Maazallahi, Hossein LU
supervisor
organization
course
NGEM01 20151
year
type
H2 - Master's Degree (Two Years)
subject
keywords
Physical Geography and Ecosystem Science, GEM, shale gas exploitation, fugitive methane, climate change, carbon dioxide, age of natural gas, fossil fuel combustion
publication/series
Lund University GEM thesis series
report number
07
language
English
additional info
External supervisor: Dr. Robert Hack, ITC/University of Twente
id
7989502
date added to LUP
2015-09-23 16:06:28
date last changed
2015-10-23 17:44:07
@misc{7989502,
  abstract     = {Currently, policy makers put high attention in supplying global energy demand by focusing on 2°C policy; global temperature anomaly based on the global mean temperature of pre-industrial era (13.7°C). How to keep the 2°C policy at global scope is the main question in climate framework. It is widely believed that primary energy resources (mainly coal, oil and natural gas) with focus on shale gas resources (one of natural gas resources) will be the main resources to global energy demand. Based on the shale gas boom in USA, there is an open question related to amount of fugitive methane emission from shale gas exploitation at local scale. In this study, which is separated into two parts, it was intended to narrow down current questions on climate change at global scope, and shale gas exploitation at local scale. The first part of the study is about climate simulations based on different natural gas scenarios using Educational Global Climate Model (EdGCM) software. In the second part, Airborne Visible/Infrared Imaging Spectrum (AVIRIS) imagery over Marcellus shale basin in Pennsylvania, USA, was retrieved from Jet Propulsion Laboratory (JPL) of National Aeronautics and Space Administration (NASA). By using high-resolution transmission (HITRAN) molecular absorption compilation and database the atmospheric transmittance spectrum was modelled. In order to map and evaluate fugitive methane emissions from shale gas well-heads, MatrixLaboratory (MATLAB) and Environment for Visualizing Images (ENVI) software were used. The results of the climate simulations show that if human activities switch from the current style of primary resources combustion (25.62% coal, 39.05% oil and 21.85% natural gas) to 8.5% coal, 19.24% oil, and 58.8% natural gas in average until 2100, there would be USD 19.82 billion (2005 USD) saved annually until 2078, for the countries who are paying for adaptation to climate change; meanwhile we can keep the 2°C policy until the end of 21st century. In the second part, in addition to inducing a new mapping technique of methane emission plumes, the results show that shale gas production has almost the same fugitive gas emissions as conventional gas wells, but some areas were detected where possible methane emissions were not direct fugitive emissions from the shale gas well-head but from surrounding areas of the well-pads. For these areas, site sampling and isotope analysis should be done to determine whether the probable methane emissions are results of shale gas activities. All in all, switching to supply global energy demand mostly from natural gas resources can play as a possible golden transition bridge to slow down global warming with consideration of local environmental impacts of shale gas exploitation.},

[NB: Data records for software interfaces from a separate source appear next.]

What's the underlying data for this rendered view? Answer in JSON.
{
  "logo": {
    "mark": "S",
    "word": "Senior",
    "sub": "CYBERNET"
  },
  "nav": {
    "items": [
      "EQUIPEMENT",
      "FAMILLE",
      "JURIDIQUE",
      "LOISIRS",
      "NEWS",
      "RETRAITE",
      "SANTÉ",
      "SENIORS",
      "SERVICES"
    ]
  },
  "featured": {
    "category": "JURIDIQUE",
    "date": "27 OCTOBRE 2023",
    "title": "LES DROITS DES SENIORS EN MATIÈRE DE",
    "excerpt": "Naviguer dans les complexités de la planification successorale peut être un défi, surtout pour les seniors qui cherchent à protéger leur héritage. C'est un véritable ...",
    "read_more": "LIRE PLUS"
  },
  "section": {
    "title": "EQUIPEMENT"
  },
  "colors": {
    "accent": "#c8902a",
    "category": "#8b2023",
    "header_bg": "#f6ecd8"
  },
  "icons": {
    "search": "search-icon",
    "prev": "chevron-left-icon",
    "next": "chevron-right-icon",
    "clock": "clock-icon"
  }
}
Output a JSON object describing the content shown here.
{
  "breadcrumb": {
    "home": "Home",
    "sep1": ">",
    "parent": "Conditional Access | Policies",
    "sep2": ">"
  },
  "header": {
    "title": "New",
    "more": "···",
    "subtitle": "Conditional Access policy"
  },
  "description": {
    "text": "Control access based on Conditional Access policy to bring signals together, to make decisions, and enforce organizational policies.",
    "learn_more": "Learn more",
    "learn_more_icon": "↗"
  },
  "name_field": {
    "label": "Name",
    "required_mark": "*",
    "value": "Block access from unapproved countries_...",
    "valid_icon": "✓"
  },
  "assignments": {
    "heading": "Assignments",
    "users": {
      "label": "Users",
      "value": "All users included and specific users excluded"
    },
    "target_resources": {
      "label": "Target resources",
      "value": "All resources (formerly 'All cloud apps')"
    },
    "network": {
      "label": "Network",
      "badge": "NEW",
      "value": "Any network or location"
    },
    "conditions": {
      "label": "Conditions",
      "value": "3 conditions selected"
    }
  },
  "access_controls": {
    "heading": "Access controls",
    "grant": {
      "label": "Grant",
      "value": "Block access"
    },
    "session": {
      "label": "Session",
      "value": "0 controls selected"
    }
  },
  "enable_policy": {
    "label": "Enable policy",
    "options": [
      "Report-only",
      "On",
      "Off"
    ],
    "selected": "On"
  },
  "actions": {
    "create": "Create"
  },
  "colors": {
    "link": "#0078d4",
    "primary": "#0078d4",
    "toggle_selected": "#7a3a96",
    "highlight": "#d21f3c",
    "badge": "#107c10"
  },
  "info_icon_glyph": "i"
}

  author       = {Maazallahi, Hossein},
  keyword      = {Physical Geography and Ecosystem Science,GEM,shale gas exploitation,fugitive methane,climate change,carbon dioxide,age of natural gas,fossil fuel combustion},
  language     = {eng},
  note         = {Student Paper},
  series       = {Lund University GEM thesis series},
  title        = {Switching to the “Golden Age of Natural Gas” with a focus on shale gas exploitation : a possible bridge to mitigate climate change?},
  year         = {2015},
}